The Intel i9 is a traditional x86 architecture designed for Windows and Linux-based computers, while the M1 is Apple’s custom Arm-based chip designed specifically for MacBook products. The M1 has exceptional performance in tasks that are optimized for it, such as video and photo editing, while the i9 is generally better for more demanding tasks, such as gaming, or running demanding applications like AutoCAD or 3D rendering software.

Intel i9 vs M1: Specs comparison

FeatureM1 MaxM1 Ultrai9-13900Ki9-12900K
CPU Cores10202416
CPU Performance Cores81688
CPU Efficiency Cores24168
Neural Engine Cores1632N/AN/A
Manufacturing Process5nm5nm10nm10nm

The table compares the main features of the Apple M1 Max, M1 Ultra, Intel i9-13900K, and Intel i9-12900K processors. The main differences between the M1 Max and M1 Ultra are in terms of CPU cores, CPU performance cores, CPU efficiency cores, GPU cores, and neural engine cores. The M1 Max has up to 10 CPU cores, 8 CPU performance cores, and 2 CPU efficiency cores, while the M1 Ultra has up to 20 CPU cores, 16 CPU performance cores, and 4 CPU efficiency cores. Additionally, the M1 Max has 24 or 32 GPU cores and 16 neural engine cores, while the M1 Ultra has up to 64 GPU cores and 32 neural engine cores.

In comparison, the Intel i9-13900K and i9-12900K processors have more CPU cores and threads than the M1 Max and Ultra. The i9-13900K has 24 CPU cores and 32 threads, while the i9-12900K has 16 CPU cores and 24 threads. Both have 8 performance cores, with the i9-13900K having 16 efficiency cores and the i9-12900K having 8 efficiency cores. Both processors have a base/boost clock speed of 3.0GHz / 5.8GHz for the i9-13900K and 3.2GHz / 5.1GHz for the i9-12900K. They also have 36MB of cache L3 for the i9-13900K and 30MB of cache L3 for the i9-12900K, and a TDP of 125W.

In summary, the table highlights the key differences between the M1 Max, M1 Ultra, i9-13900K, and i9-12900K processors.
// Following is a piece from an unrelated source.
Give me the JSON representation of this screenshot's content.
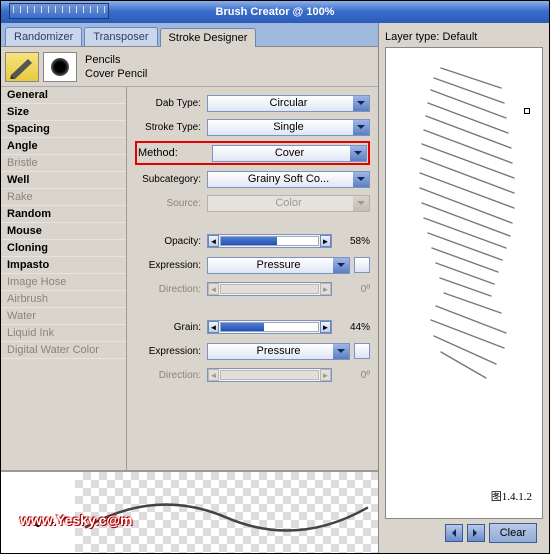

Each processor has its own strengths and weaknesses, and the best choice will depend on the specific requirements and workloads of the user.

How fast is M1 compared to i9?

Both processors are fairly speedy. However, in most tests conducted, the i9 processors come out on top. That’s not to say the M1 isn’t speedy – it’s got a clock frequency of 3.2Hz, which should be fine for most tasks. But the i9 processors tend to blow this away.

Is Apple M1 really better than Intel?

When it comes to the question of whether Apple M1 is better than Intel processors, it depends on what you prioritize in a processor. Apple M1 is great for single-threaded tasks, and outperforms some of the more basic Intel processors. However, when compared to the i9 range, the Apple M1 doesn’t quite match up in terms of sheer power and running of more demanding tasks.

What CPU is better than Apple M1?

There’s no doubting the Apple M1 is a great CPU. It’s well-suited to the kind of tasks carried out on a Mac, like photo or video editing. However, there are plenty of other great CPUs which outperform the M1 in many respects. Especially when it comes to complex tasks which require strong multi-threaded performance, or competitive gaming, processors like Intel’s i9 range actually come out on top.

Ryan Epps is a copywriter and content manager for PCGuide. He loves researching the newest PC components and watching underrated anime from the 90s.